parity of practicing. But again, that's just one guys opinion really appreciate these voicemail guys keep coming and, as I said before, we are now going to or soon start having teachers answer the questions, and I am told that the first teacher who's gonna be answering a bunch of questions in the very near future. We got a ringer for this one share in Salzburg, one of the most important and well known, eminent and level meditation teachers on planet earth. Thank you for listening to the ten percent happier podcast. We love that we ever growing and engaged audience with vat next Wednesday with another show. and when I say what I always say it in the show, but please not dismiss this as a perfunctory thing, if you go on to your, where are your pike ass? We go onto the player and
you gave us a rating and a review, especially I mean I'm just like somewhat biased towards five star reviews that you know I'm not trying to put my thumb the scale here, if you give us a rating or a view that really helps us in that rankings, and so it makes it easier for people to find the show so doing that or telling people about us and social media. All of that is incredibly helpful and helps us continue to do what we do and we love what we do. So please, if you got a moment that I want to thank the forego the producers of the show, rang Kessler and also Samuel Johnson, and we will see you again next week, If you have ideas for guests hit me up on Twitter, we really do look about at Dan. He Harris Caesar a person in America who hasn't been impact it in some way by the corona virus pandemic, but it every community there are pockets of people.
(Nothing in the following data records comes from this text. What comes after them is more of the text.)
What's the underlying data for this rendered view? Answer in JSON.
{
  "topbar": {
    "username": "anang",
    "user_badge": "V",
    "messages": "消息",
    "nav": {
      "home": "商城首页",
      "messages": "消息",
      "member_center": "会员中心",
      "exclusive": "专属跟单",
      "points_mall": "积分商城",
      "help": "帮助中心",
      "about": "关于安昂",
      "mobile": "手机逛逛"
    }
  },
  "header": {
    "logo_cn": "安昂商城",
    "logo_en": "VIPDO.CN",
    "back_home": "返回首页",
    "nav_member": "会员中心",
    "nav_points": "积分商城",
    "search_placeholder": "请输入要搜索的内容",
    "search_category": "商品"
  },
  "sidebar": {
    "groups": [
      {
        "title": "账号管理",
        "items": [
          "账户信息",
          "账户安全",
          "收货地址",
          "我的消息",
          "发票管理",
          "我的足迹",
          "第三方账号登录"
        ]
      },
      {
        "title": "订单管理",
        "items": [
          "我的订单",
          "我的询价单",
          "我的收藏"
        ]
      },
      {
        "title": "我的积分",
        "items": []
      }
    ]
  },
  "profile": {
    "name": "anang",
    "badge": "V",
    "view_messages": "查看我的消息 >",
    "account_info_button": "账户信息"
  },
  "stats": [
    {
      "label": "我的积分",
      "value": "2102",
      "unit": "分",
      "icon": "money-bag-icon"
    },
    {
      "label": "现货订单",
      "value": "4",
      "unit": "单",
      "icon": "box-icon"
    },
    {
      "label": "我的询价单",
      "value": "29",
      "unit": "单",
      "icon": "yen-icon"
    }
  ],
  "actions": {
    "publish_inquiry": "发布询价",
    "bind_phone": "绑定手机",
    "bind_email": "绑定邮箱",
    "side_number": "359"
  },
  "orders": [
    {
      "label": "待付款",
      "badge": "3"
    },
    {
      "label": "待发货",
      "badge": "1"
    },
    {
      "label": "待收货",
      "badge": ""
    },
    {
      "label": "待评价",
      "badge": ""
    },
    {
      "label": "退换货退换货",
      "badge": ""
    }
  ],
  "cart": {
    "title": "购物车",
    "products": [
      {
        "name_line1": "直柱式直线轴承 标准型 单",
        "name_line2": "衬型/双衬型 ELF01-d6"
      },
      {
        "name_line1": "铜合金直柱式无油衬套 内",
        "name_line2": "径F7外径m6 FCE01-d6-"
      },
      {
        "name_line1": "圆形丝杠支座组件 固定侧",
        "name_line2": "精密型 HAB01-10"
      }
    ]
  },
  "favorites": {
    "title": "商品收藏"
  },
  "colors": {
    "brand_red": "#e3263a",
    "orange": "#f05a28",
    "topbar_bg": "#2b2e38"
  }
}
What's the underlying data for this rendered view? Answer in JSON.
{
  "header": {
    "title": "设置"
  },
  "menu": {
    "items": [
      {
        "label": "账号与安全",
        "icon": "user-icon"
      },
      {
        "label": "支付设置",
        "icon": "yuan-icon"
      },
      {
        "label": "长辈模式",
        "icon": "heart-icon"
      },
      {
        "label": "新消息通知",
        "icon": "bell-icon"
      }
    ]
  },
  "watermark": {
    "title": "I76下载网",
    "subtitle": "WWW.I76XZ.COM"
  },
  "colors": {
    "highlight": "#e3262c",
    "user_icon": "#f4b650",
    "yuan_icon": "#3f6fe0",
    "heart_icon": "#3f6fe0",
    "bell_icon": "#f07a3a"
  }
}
We're suiting up every day. This is my my day last day of the cylinder stretch of quotas from one of our time, these or America's essential workers, the people who are keeping moving. I turn into a homespun mom and now in a new plants from ABC News you gonna hear from damage I actually went back to my office and saw a crime, because it's not fair hearing here, making sure that our community to sell faintly moraine. This is essentially inside the from the. Emergency room, the police cruiser to the czech outline. You hear what this pandemic sounds like the people putting. selves norms, which is always a risk that I could breathe is home to my kids or my husband, or my parents listened to the essentials inside the curve on Apple podcast, refitted, podcast, em,.